■ SUPPLIED DATA:
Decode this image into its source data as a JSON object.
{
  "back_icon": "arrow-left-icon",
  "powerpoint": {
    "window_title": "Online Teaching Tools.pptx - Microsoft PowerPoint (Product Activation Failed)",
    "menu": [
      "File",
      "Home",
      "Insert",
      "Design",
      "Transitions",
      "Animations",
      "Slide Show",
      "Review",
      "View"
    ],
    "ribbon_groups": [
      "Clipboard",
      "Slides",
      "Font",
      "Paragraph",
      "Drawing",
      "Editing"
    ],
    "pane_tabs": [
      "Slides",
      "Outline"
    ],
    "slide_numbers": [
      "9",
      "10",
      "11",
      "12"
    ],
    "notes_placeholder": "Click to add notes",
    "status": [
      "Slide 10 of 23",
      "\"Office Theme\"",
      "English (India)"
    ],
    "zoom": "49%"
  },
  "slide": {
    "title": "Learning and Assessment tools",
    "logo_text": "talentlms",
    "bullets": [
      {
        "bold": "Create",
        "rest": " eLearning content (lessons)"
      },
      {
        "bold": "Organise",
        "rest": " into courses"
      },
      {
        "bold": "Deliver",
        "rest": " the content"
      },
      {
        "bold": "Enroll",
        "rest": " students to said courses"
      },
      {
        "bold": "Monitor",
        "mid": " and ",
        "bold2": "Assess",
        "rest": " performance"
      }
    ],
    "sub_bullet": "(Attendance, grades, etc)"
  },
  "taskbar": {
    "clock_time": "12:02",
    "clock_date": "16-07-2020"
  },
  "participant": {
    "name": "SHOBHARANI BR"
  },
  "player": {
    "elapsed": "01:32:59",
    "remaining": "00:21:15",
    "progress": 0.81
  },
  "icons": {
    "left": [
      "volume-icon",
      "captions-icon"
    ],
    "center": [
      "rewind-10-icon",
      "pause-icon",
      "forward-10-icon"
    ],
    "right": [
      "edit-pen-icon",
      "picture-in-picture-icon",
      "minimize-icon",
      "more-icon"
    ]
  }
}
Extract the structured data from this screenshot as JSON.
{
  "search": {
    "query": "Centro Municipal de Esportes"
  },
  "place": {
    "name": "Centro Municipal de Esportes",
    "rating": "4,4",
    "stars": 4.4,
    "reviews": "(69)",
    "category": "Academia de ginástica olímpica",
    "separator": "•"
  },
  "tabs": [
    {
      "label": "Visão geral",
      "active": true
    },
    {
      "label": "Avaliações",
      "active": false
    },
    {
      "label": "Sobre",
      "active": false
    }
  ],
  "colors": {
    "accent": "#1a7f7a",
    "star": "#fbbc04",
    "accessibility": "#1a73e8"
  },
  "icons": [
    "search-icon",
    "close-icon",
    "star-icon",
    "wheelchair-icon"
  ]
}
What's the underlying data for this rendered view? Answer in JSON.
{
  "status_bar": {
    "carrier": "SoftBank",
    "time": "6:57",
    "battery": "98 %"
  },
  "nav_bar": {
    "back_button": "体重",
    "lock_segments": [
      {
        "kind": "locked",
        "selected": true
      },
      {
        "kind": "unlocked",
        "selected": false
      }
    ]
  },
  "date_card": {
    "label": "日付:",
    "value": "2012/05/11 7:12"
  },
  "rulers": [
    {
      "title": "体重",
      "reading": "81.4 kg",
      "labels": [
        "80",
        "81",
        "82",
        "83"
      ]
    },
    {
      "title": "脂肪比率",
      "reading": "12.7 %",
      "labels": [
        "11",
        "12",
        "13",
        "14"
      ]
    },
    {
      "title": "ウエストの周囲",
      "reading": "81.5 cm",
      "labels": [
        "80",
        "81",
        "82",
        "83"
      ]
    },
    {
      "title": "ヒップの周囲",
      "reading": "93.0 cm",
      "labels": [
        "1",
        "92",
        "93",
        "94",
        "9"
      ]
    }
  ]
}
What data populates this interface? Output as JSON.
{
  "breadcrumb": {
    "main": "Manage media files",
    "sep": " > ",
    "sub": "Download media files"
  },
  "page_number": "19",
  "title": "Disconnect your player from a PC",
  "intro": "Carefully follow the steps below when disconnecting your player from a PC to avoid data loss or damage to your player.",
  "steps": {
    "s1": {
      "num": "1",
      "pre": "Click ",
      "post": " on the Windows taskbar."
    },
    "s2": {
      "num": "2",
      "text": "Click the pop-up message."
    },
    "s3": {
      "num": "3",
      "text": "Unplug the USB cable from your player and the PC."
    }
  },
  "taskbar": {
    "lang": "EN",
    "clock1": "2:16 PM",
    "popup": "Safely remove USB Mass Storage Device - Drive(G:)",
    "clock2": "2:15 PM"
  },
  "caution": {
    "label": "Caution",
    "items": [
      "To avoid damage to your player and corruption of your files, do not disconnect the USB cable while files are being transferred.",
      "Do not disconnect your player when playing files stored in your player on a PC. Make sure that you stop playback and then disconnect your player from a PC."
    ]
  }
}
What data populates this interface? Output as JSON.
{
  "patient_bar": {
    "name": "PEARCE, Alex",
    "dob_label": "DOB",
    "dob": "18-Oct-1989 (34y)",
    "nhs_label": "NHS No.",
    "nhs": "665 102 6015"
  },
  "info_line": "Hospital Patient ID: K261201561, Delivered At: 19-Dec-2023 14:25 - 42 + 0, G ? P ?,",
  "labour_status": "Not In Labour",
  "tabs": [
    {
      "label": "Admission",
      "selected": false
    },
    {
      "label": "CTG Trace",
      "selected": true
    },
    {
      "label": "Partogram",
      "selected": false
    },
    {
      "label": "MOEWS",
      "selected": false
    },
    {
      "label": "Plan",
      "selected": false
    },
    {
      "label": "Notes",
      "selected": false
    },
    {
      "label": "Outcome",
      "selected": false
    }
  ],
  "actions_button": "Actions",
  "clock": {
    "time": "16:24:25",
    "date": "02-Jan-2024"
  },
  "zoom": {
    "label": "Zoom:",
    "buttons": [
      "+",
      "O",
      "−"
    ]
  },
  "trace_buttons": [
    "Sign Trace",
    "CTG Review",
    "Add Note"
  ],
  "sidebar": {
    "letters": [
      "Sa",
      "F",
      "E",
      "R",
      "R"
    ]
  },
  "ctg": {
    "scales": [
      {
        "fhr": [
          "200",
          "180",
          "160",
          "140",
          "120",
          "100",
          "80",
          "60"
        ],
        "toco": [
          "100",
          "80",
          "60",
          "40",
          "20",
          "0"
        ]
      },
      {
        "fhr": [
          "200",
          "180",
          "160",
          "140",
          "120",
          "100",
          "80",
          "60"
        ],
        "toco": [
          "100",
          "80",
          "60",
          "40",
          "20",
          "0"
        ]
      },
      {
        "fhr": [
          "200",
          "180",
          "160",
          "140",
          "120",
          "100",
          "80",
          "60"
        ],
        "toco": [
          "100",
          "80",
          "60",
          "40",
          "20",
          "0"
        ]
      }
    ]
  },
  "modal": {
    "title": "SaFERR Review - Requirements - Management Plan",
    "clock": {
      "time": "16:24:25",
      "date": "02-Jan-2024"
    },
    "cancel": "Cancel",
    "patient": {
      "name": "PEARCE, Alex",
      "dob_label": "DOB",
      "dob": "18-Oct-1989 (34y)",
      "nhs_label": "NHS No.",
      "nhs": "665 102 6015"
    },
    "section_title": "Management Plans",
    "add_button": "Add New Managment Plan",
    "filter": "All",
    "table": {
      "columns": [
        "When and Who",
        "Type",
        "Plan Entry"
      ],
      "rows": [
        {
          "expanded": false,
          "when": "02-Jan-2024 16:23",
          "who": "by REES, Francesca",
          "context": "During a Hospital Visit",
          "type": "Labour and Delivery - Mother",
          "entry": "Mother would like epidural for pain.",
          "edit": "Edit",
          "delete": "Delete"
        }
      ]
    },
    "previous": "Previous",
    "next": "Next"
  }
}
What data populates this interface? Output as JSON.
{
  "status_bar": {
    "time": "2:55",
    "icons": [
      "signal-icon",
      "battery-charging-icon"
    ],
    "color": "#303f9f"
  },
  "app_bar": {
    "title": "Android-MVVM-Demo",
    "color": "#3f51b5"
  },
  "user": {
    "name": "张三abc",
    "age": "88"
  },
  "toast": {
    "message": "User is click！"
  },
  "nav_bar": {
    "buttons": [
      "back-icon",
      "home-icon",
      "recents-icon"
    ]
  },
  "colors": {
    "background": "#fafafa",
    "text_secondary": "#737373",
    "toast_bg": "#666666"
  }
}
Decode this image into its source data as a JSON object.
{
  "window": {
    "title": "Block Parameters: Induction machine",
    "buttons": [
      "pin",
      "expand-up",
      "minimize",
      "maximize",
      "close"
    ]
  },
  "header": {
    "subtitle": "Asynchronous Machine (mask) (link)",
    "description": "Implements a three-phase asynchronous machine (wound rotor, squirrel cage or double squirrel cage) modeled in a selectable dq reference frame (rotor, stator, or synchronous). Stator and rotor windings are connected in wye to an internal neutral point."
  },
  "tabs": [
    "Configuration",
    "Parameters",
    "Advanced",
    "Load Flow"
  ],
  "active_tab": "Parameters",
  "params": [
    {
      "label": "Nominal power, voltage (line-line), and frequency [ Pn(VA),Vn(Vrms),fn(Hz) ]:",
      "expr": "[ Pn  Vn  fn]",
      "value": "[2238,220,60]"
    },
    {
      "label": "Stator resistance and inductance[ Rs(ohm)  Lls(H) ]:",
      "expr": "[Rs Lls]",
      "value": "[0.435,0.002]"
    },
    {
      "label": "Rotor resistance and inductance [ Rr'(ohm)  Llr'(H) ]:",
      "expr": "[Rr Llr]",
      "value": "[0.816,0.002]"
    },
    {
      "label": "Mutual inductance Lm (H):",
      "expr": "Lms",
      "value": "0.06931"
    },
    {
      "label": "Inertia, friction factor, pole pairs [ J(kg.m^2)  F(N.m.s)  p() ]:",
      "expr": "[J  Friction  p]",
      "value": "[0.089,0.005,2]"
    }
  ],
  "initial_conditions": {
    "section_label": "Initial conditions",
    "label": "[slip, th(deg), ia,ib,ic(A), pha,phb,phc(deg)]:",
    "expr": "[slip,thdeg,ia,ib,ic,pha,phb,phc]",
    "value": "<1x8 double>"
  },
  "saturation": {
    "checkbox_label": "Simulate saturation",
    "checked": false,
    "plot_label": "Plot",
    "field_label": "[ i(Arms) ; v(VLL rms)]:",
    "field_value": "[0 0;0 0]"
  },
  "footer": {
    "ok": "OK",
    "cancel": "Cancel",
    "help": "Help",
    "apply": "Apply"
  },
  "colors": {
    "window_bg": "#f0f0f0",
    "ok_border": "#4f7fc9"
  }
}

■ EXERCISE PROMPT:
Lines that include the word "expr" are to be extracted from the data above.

■ RESULT OF THIS EXERCISE:
      "expr": "[ Pn  Vn  fn]",
      "expr": "[Rs Lls]",
      "expr": "[Rr Llr]",
      "expr": "Lms",
      "expr": "[J  Friction  p]",
    "expr": "[slip,thdeg,ia,ib,ic,pha,phb,phc]",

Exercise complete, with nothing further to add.